I first made my will in 2008. It was after dad had died, also from cancer. I had the urgent realisation that my husband and I needed to get our affairs in order. I remember the solicitor asking if I wanted to leave a gift to a charity in my will. The question took me aback. It wasn't something I had considered. My response was a ‘no’; my priority was to look after the kids.

I didn't give much more thought to my will until 2014, when I started working at Cancer Council with the bequest team. After meeting some of the many dedicated people connected with Cancer Council who have made a bequest to the organisation in their will, I decided I too wanted to invest in future funding to beat cancer.

So this year I updated my will and have included a residual gift to Cancer Council. This way, my gift will remain up to date with any change in my future circumstances – and I know that my family will not feel neglected in any way. In fact, they have been included in my decision. It is important to me that my children are fully aware of why I have made this gift, and the historical and emotional importance it has to me.

This will probably be the largest donation that I will ever make. I have trust and confidence that it is going to make a difference to help beat cancer.

If you would like to speak to someone about cancer and the support available, please call Cancer Council 13 11 20 for the cost of a local call anywhere in Australia. Cancer Council also provides online support through the Online Cancer Community, where you can ask questions and participate in groups, forums and blogs.

We are always looking for people who have been affected by cancer, whether personally or through a relative, to become media volunteers and share their story in Cancer Council communications and the media.

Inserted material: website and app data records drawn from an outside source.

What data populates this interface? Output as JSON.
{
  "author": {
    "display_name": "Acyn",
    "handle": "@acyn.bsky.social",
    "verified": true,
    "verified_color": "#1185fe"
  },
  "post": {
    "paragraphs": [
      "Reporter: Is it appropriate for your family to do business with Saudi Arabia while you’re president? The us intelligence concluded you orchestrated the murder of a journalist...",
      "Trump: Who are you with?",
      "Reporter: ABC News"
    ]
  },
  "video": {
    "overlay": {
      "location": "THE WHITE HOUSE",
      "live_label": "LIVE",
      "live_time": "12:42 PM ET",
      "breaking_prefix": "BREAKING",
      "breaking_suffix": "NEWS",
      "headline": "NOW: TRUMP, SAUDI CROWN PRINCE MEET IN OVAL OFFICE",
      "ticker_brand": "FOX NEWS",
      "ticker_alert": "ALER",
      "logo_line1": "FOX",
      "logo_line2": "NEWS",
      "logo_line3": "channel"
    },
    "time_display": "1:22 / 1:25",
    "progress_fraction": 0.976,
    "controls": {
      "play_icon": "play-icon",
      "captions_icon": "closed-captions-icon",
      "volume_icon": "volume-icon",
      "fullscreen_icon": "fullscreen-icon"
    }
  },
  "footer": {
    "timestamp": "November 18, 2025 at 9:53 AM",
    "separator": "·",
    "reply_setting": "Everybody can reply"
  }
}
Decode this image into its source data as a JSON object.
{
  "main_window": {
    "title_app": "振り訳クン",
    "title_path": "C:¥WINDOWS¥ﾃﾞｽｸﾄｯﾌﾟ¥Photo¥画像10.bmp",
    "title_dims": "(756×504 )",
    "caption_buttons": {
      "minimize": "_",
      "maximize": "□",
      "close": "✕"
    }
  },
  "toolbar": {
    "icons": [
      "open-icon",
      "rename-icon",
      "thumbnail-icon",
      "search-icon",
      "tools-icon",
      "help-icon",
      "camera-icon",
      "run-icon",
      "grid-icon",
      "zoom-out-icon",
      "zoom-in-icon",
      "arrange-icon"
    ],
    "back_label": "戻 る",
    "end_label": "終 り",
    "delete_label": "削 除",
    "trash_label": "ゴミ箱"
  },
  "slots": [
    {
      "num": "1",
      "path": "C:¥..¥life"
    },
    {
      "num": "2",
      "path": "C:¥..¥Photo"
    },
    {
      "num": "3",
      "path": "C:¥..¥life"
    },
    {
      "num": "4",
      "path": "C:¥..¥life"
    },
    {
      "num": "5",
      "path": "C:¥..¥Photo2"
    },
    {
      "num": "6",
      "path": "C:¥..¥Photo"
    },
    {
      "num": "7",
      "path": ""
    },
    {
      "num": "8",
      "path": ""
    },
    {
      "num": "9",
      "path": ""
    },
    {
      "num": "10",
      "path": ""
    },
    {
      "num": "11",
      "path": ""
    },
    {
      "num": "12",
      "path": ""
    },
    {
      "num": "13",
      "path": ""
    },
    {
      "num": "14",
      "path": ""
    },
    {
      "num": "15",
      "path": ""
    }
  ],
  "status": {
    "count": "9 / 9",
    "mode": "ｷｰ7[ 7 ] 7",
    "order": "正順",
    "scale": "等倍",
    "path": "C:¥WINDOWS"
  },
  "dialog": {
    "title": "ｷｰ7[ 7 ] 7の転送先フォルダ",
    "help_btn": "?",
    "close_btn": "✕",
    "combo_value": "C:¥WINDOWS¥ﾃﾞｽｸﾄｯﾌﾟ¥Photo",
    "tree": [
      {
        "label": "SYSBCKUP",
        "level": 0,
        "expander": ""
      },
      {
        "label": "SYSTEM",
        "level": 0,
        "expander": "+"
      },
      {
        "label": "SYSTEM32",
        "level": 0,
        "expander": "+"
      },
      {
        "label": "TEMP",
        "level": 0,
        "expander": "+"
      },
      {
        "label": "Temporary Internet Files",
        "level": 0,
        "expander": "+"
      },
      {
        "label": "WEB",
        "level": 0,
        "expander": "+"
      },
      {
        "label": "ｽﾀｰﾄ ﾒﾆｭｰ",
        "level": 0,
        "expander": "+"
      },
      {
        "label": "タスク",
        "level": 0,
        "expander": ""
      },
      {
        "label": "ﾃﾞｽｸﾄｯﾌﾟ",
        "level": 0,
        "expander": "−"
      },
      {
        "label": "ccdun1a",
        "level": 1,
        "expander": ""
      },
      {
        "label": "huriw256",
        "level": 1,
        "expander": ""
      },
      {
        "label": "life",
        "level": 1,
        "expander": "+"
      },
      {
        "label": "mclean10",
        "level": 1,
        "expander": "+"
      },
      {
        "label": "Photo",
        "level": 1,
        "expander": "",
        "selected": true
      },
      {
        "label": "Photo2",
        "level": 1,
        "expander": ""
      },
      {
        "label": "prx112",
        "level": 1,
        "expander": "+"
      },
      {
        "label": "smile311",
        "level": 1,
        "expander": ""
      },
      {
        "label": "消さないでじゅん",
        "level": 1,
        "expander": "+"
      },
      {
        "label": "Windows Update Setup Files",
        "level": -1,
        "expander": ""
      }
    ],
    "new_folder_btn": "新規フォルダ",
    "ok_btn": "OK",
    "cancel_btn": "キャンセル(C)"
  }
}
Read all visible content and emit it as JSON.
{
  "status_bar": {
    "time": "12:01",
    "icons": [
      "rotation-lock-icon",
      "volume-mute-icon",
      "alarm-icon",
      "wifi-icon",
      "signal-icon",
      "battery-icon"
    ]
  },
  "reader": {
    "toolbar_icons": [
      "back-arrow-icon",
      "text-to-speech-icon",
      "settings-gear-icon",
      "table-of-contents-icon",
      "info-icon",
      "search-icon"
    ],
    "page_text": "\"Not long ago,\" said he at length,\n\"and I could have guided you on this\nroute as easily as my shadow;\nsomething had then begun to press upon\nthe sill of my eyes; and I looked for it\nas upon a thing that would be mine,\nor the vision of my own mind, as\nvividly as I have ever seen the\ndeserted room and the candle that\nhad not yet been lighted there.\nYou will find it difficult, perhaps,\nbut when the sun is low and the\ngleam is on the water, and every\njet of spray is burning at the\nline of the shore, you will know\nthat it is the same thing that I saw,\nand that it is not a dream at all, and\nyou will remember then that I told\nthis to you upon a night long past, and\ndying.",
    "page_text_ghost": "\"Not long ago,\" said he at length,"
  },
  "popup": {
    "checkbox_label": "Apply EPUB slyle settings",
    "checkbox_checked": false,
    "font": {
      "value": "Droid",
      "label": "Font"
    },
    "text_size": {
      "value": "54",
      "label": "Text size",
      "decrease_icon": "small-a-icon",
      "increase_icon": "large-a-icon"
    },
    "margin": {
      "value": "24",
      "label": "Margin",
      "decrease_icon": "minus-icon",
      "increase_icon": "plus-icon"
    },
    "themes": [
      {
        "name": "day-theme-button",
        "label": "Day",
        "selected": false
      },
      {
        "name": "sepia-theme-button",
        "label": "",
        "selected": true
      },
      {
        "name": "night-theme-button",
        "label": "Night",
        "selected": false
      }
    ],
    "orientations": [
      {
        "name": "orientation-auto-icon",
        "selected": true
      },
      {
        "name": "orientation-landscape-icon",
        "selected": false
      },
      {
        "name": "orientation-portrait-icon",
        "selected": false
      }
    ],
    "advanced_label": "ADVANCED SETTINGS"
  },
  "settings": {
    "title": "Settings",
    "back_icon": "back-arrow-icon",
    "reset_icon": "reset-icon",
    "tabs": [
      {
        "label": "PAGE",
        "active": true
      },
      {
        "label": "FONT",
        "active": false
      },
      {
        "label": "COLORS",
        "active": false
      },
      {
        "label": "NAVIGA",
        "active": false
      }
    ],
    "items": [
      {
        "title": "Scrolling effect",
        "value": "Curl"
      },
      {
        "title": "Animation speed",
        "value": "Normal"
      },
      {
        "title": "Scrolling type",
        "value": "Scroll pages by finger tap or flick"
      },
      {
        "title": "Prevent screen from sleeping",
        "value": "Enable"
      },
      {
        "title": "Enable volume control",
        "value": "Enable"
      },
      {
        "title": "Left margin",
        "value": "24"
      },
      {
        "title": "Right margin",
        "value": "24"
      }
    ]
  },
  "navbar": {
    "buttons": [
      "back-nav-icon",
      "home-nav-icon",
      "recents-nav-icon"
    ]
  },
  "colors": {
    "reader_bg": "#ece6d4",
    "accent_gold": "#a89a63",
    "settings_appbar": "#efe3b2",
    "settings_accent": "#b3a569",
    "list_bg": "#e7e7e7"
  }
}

Real life stories may encourage people to get any symptoms checked out with their GP or go for the screening they'd been putting off, can provide hope and support to people who may be going through a difficult time and can highlight the importance of early detection and symptoms to look out for.

Your stories help us engage with the public and may encourage people to make a donation or take part in one of our fundraising events, therefore supporting our work to beat cancer every day, in every way, and save more lives.

Read more stories about people's personal experiences with cancer